Cleared Man Regains Freedom after 24 Years
Byline: Associated Press
A man who argued he was wrongfully convicted of setting a Chicago fire that killed a mother and her five children walked free from an Illinois prison Thursday after nearly a quarter-century behind bars, taking with him just $14.17 and a cloudy picture about how to begin anew.
James Kluppelberg, who had faced the death penalty but got life without parole instead, was released from the Menard Correctional Center in downstate Chester, a day after Cook County prosecutors dropped their case against the 46-year-old man who unflinchingly professed his innocence all along.
"I have no idea what I'm going to do," he told The Associated Press in a phone interview as he headed to St. Louis to catch a flight to Chicago. "I've got nothing."
He said he was still in shock that he was released.
"I'm a very blessed man today," he said.
Kluppelberg said his wife divorced him while he was behind bars and that he lost contact with his siblings and hasn't met his three grandchildren.
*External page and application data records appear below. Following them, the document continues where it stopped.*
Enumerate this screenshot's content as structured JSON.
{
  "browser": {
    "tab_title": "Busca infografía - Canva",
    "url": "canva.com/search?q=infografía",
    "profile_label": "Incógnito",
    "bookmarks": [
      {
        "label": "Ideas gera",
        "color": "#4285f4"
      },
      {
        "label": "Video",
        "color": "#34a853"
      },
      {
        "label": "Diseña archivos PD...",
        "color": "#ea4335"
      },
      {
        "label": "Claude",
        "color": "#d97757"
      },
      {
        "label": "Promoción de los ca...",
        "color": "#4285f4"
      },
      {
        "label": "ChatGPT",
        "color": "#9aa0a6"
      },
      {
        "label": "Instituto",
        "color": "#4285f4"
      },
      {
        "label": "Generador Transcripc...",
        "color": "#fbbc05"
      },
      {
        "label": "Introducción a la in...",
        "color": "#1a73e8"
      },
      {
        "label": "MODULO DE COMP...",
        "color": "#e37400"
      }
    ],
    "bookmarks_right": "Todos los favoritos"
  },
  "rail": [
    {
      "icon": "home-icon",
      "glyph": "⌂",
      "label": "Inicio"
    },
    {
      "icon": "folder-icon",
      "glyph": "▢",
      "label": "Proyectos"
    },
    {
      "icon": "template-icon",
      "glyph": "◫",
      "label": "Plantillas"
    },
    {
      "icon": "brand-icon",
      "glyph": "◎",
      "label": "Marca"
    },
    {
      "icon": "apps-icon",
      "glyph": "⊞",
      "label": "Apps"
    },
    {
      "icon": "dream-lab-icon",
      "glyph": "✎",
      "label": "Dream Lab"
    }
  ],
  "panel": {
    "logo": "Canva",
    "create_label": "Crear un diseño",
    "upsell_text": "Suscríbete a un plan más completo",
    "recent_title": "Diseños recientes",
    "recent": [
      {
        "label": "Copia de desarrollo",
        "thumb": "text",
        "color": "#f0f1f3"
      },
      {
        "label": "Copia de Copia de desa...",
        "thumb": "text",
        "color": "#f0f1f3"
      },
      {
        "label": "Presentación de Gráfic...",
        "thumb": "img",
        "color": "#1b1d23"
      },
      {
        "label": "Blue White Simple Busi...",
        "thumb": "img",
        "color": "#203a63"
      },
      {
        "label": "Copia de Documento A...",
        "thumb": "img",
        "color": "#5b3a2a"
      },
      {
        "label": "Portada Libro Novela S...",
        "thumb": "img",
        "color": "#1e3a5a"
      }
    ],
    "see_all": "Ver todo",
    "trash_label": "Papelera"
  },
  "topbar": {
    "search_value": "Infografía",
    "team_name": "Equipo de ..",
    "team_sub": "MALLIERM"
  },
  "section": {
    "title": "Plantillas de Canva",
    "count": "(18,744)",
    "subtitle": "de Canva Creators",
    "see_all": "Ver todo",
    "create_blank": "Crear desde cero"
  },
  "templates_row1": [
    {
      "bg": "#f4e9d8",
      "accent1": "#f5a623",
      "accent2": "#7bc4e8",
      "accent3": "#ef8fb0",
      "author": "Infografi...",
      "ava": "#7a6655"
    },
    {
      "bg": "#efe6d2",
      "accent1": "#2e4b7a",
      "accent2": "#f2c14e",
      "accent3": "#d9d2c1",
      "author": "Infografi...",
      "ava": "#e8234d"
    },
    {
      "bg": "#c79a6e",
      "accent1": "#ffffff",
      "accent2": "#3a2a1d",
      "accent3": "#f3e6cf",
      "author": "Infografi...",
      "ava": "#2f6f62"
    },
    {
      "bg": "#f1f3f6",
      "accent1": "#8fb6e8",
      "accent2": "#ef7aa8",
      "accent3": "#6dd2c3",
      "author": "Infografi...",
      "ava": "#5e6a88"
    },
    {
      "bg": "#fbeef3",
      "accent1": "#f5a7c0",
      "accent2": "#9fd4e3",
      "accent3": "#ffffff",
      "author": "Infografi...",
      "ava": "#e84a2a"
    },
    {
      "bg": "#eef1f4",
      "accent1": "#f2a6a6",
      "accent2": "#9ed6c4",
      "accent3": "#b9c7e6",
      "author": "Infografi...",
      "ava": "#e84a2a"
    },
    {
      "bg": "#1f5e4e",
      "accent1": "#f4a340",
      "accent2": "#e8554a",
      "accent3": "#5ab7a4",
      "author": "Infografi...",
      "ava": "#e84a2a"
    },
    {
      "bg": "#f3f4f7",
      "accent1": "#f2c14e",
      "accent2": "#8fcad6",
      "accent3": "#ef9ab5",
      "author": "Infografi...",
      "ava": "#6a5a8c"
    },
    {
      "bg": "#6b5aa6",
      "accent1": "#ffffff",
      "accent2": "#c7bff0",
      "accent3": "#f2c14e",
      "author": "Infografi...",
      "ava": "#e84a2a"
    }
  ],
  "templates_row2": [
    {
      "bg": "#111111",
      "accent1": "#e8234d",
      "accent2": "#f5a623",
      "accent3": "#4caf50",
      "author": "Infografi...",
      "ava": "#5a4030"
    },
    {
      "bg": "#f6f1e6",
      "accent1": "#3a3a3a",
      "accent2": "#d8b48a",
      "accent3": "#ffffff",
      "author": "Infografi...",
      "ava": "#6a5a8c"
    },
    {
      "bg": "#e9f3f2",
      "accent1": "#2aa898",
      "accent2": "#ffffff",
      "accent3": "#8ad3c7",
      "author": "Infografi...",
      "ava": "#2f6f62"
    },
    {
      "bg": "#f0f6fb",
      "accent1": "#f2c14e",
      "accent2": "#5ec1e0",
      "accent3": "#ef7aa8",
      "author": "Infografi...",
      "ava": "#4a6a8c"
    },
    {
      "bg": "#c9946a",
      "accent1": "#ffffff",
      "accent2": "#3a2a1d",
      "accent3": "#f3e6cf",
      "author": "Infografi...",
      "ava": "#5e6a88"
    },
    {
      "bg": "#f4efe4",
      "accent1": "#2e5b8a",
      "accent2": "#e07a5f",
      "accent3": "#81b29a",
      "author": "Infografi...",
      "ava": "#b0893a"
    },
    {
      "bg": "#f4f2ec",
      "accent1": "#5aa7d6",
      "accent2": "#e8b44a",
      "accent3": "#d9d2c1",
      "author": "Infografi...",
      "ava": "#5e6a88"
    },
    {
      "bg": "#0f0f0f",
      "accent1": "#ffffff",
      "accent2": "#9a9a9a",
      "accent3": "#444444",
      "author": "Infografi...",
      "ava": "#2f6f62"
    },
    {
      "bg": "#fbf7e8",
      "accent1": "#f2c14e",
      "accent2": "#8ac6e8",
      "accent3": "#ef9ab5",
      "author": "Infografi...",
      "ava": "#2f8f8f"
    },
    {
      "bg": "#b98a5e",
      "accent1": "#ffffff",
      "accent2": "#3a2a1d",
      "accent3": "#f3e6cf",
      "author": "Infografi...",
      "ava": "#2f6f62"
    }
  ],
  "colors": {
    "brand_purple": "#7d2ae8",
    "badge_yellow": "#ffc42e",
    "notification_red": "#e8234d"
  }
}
Kluppelberg, who while serving time became an ordained minister, lost his mom to cancer eight years ago and emerged from prison with the less than $15 that remained from his inmate account.
Kluppelberg served 22 years of the sentence on murder and arson convictions in the 1984 blaze that killed Elva Lupercio, 28, and her five children, ages 3 to 10.
Kluppelberg's attorneys said his exoneration came after a key witness against him admitted lying. They said other evidence has come under question, too.
Prosecutors abandoned the charges Wednesday after what they called a comprehensive re-investigation left them convinced they didn't have enough to prove he did the crime. The re-investigation involved an expert's evaluation of evidence and scientific analysis.
Santos Lupercio -- the dead mother's husband and the children's father -- was the fire's lone survivor, fracturing his skull in his jump from a second-floor window. He has an unlisted home telephone number and could not be reached for comment Thursday.
Kluppelberg, who has been behind bars since his 1988 arrest, was working for a company that boarded up burned-out and abandoned buildings when the deadly fire broke out. …